In the Hill Country, if you’re lucky, you can find the smoke tree growing on east or north facing slopes at the base of hills, usually about 200 yards from a stream or river. Contrary to its natural site conditions, it’s rather drought tolerant and can succumb to an early death if overwatered.

Considered a specimen tree, American smoke tree is rather rare in the Hill Country, but incredibly striking. In spring, the male trees produce the fuzzy, feathery, colorful plumes that give this tree its common name.
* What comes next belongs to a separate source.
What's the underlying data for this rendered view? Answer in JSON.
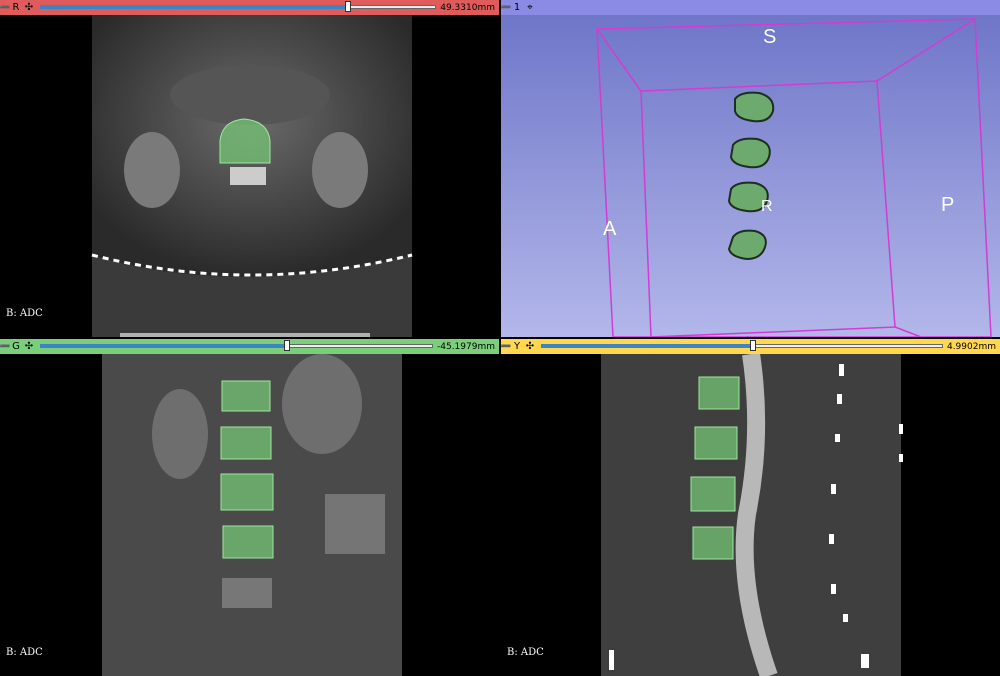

In fall, you’ll be overwhelmed by the striking, vibrant autumn color that can range from deep purple to pumpkin orange to golden yellow, depending on site conditions.

Depending on where you travel in Central Texas, other colorful Sumac family members are ubiquitous. The next time you take a country drive make note of the common, but beautiful, prairie flame-leaf sumacaromatic sumacevergreen sumac and little-leaf sumac. American smoke tree is recommended for the Hill Country, so it may or may not perform well in clay soils. If you find that your site conditions don’t work for this tree, opt for another sumac family member mentioned above.

Due to the recent interest in native plants, homeowners and commercial businesses are planting more and more of these species in order to benefit native wildlife populations, and to help lower lawn maintenance costs. Native plants are a win-win. They support wildlife populations that help disperse seed, pollinate our food crops — and these plants require minimal maintenance. They’re also incredible at reducing landscape water consumption, if properly managed.

Did you know a native yard can thrive on very little, if any, supplemental water? If you’re making landscape changes, take this into consideration. It is possible to have a water-thrifty landscape without compromising beauty.

Whether you plan on retiring your irrigation system or opt to make it more efficient, call 210-704-SAVE to schedule you free irrigation consultation with one of our conservation consultants. Your landscape changes may help you get some money back.

Picture of Sarah Galvan
Sarah Galvan
Sarah Galvan has been passionate about gardening since she was a child. She’s an arborist, herbalist, Texas master naturalist, a former SAWS conservation consultant and holds native landscape certification. Galvan worked as a native landscape designer where she focused on supporting native bird and pollinator populations. When she’s not answering gardening questions or working on her biology degree, Galvan enjoys hiking, kayaking, bird and butterfly watching, and competing in plant identification competitions.
Dig Deeper

Find expert advice on garden basics, landscape design, watering and year-round maintenance.